[Excerpts from an interface dataset]
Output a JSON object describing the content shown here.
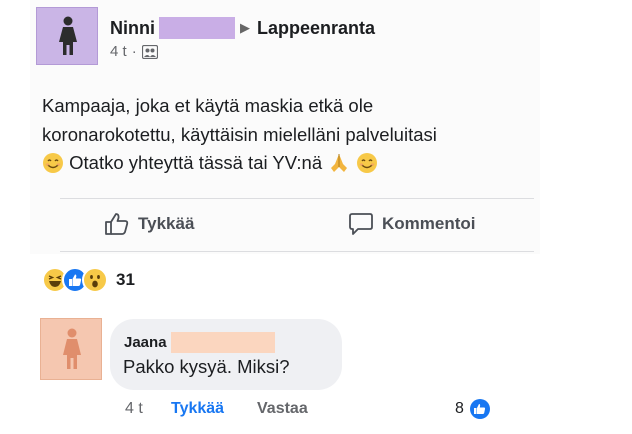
{
  "post": {
    "author": "Ninni",
    "group": "Lappeenranta",
    "time": "4 t",
    "separator": "·",
    "text_line1": "Kampaaja, joka et käytä maskia etkä ole",
    "text_line2": "koronarokotettu, käyttäisin mielelläni palveluitasi",
    "text_line3": "Otatko yhteyttä tässä tai YV:nä",
    "like_label": "Tykkää",
    "comment_label": "Kommentoi",
    "reaction_count": "31",
    "reactions": [
      "haha-emoji-icon",
      "like-icon",
      "wow-emoji-icon"
    ],
    "avatar_color": "#cab5e6"
  },
  "comment": {
    "author": "Jaana",
    "text": "Pakko kysyä. Miksi?",
    "time": "4 t",
    "like_label": "Tykkää",
    "reply_label": "Vastaa",
    "like_count": "8",
    "avatar_color": "#f5c7b0"
  },
  "colors": {
    "accent": "#1877f2",
    "redaction_purple": "#c9aee6",
    "redaction_peach": "#fbd6bf"
  }
}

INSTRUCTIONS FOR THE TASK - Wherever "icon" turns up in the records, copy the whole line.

TASK RESULT -
      "haha-emoji-icon",
      "like-icon",
      "wow-emoji-icon"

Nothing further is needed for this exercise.